I see them standing in the ironwood tree next to the carport, feet resting on the thick, twisted branches as they face each other. No sports or errands crowd their agenda this spring morning, when their only job is to be kids. Our yard doesn’t have the huge climbing trees of my childhood, but a flowering cherry and Japanese dogwood in the front and this one on the side are good for a short climb, and apparently, snacking and talking. I can’t see what food they took up there. Scooby Doo fruit snacks, I’m guessing.
I remember when he kept the two of us in his room for hours, coaching us on all of the weird character names from one of his games. We used mnemonic devices to remember, so we’d be ready when he quizzed us.
He always quizzed us.
Margaret and I can still recite the characters’ names: “Haikaru with hair of blue!” with an enthusiastic shout, even though it’s been years, and we had no real clue what he was talking about. Why have we always so willingly and enthusiastically fed into Jack’s interests, whether trains, legos, or word play?
Is it because eldest children set the agenda for a family?I certainly remember wanting my older brother to include me in his world, to throw me a bone of attention, even though I wasn’t at all interested in fishing, burping, sports, or setting things on fire.
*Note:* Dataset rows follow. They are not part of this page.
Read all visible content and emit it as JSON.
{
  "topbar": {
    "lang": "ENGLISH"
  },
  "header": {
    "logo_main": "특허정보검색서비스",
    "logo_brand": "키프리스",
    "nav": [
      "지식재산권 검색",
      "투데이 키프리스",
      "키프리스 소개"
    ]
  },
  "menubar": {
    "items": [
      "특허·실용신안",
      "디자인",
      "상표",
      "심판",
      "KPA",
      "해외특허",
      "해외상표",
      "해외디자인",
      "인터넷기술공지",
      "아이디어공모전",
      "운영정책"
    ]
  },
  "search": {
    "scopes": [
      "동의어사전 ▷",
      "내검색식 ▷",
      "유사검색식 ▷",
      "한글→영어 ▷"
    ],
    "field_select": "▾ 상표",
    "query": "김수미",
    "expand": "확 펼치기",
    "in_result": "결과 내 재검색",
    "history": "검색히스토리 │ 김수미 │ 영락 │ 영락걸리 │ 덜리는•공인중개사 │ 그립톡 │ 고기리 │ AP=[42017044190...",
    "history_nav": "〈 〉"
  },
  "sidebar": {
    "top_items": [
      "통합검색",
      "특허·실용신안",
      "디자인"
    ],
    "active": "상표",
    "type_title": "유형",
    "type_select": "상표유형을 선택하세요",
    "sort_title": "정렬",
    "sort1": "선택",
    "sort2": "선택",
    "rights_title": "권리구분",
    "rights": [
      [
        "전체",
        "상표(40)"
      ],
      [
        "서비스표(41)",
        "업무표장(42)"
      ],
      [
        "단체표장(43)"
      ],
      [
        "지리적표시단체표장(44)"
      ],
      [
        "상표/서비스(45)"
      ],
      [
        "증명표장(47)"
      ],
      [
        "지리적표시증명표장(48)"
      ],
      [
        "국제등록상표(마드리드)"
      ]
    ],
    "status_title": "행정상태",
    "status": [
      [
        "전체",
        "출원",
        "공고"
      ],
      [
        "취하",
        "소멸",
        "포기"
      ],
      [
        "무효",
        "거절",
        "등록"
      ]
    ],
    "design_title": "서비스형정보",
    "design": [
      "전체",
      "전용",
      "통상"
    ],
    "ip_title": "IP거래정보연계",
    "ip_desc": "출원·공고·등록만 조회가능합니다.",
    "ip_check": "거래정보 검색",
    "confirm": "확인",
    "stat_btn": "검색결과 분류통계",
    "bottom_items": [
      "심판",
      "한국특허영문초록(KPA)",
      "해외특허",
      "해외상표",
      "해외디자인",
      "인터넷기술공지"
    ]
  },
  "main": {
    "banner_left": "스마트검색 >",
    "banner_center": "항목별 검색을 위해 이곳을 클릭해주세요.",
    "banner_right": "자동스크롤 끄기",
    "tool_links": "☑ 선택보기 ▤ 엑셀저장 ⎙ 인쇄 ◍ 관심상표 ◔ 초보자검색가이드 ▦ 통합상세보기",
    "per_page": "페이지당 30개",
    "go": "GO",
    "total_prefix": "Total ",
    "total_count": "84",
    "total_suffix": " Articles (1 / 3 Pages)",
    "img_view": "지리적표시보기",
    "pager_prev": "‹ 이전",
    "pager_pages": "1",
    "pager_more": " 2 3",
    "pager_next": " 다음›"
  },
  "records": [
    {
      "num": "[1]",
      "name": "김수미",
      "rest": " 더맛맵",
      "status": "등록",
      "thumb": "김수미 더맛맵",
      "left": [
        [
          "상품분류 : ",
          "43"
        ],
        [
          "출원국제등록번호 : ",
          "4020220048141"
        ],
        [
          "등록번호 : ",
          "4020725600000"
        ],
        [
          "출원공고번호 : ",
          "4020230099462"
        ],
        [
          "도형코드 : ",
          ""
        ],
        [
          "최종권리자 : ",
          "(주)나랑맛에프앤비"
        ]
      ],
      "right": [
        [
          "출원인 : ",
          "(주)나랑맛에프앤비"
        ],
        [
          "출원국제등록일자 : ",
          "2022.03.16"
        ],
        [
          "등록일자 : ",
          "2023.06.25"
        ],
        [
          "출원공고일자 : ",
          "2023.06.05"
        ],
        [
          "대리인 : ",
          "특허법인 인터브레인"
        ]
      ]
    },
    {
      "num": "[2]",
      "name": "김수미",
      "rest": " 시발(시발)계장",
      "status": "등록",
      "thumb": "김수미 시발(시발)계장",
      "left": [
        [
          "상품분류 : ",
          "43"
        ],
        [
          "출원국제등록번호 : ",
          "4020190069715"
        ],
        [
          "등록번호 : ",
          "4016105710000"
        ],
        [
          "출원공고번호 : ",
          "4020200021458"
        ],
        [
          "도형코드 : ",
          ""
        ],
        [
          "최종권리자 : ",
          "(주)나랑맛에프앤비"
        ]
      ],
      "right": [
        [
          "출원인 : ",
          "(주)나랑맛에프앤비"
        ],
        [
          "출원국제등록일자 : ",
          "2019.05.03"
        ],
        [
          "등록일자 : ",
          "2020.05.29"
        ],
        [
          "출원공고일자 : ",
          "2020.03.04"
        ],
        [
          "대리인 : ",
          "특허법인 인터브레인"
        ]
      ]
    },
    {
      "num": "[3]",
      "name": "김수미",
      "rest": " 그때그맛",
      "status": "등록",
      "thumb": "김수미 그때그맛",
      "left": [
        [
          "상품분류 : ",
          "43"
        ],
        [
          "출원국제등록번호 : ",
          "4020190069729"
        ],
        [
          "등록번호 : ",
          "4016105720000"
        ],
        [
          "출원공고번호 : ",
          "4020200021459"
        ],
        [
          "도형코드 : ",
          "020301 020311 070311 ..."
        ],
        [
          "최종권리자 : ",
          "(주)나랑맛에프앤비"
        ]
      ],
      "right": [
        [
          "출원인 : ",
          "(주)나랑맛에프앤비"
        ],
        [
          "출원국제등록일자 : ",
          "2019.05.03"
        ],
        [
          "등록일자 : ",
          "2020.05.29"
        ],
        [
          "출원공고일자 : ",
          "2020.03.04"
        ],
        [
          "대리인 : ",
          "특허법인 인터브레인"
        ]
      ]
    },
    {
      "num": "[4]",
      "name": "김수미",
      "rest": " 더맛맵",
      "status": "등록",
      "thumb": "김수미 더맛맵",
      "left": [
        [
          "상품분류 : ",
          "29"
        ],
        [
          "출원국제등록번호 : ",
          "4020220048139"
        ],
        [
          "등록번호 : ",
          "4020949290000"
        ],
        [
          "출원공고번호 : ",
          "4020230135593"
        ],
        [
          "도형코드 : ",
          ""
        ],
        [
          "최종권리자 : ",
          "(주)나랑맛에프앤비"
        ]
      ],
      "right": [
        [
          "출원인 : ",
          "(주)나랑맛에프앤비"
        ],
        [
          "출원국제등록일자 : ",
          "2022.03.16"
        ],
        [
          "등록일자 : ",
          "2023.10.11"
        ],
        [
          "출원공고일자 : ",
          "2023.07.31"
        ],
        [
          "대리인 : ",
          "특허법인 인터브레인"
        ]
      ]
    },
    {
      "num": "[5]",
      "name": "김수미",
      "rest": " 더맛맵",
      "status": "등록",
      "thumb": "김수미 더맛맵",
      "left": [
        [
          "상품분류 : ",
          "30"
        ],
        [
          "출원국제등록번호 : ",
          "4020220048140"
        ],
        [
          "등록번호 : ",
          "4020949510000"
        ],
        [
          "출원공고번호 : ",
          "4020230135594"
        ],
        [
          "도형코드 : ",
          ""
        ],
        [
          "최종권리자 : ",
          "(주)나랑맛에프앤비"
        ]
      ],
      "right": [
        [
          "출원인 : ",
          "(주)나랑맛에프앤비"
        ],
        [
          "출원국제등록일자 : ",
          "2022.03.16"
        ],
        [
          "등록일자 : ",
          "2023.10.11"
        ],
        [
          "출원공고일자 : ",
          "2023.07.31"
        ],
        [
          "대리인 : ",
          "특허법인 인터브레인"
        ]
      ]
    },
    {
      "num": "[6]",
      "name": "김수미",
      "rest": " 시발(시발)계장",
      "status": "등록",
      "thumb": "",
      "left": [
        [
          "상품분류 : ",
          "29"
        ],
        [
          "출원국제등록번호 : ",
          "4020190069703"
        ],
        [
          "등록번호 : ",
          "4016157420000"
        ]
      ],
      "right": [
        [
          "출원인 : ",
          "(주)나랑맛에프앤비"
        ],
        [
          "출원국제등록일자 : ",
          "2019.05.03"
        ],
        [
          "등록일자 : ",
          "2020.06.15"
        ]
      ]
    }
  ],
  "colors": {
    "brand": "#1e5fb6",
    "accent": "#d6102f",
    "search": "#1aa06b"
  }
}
I was just interested in him.
Margaret wears an aqua tank top and shorts, a satiny blue ribbon holding back her long brown pony tail. Jack’s soft heather green t-shirt is way too big, but fortunately is long enough to cover the top of the athletic shorts he’s taken to pulling down past his butt. All his pertinent business is covered by the shirt, but it’s weird to know that if you lifted it up, his boxer shorts would show. Is this teenager-dom, come one year early? I’ve decided to let it go, except for teasing him about it occasionally. He spends most of his time tucked and belted into his uniform khakis anyway.
Both kids have a sprinkle of freckles starting to show on their button noses. By October they’ll be faded until next year. I can’t take any credit for the provenance of those noses or the striking eyes, which lean toward amber for Margaret, and the deepest brown for Jack. Mine are blue, and my nose and face are something I had to grow into. I love how anyone who sees Jack and Margaret immediately knows they are brother and sister.
From their vantage point they can see down the long driveway, and any neighbor kids who come out of their houses will be able to spot them too. This tree perch could be a way to drum up a game of soccer in someone’s front yard, or refrigerator tag in our driveway, the wheeled trashcans serving as bases. Jack and Margaret are not phone callers or door knockers. They do not foist themselves on anyone, but wait to be approached.They are sociable but on the introverted side. If no one calls, they remain content to stay at home, together. I understand the desire to make certain they are wanted, because I am like this too, but it stands in contrast to the more assertive kids whom I’ve encountered over the years. “Mrs. Donaldson, can Jack come out and play?” says a child at our kitchen door. “Well, he’s doing his homework right now,” I respond, gently inching the door closed. The child remains, faced pressed against the glass, just a few feet from our kitchen table. “It doesn’t look like he’s doing homework. It looks like he’s eating a snack.” We all crack up.
Like so many sibling conversations Jack and Margaret have had, today’s stays between them. Sometimes, even though their personalities are different, it seems as if they share a brain. A single word or a look and they erupt into hysterical laughter. They don’t have to worry about figuring out social cues or sugar coating things for each other, so connected are they by genes and culture and experience and security. Margaret knows she can be super blunt with Jack and he’ll take it, whether she's telling him he has too much gel in his hair or is wearing the wrong shirt. In fact, he usually welcomes it, considering her counsel to be wise, even though she’s barely 10 years old. Jack, on the other hand, has learned to couch any advice to her in more gentle terms, so as not to put her on the attack. He always starts with, “Well, Margaret…” and although he finally found his “R’s” years ago with the help of speech therapy, he still says his sister’s name in a distinctive way.Sometimes they talk about the girls who have crushes on Jack. It’s fun to speculate about. I love that Margaret is already getting that easy exposure to boys through Jack that my sister and I did with our big brother, John. To us, boys were not some mysterious, foreign species. We knew they were more or less like us, just with smellier feet.
Already, Margaret is used to the pile of shoes the boys kick off when they dash into the house, heading down to video games or the basement. She has a comfortable rapport with her brother and his friends. Jack is her favorite, but it can’t be a bad thing having other boys around too, in and out all day with the slam of the kitchen door. And it goes both ways: Jack has been learning about how to understand women and their emotions ever since the day Margaret shook up his quiet life ten years ago.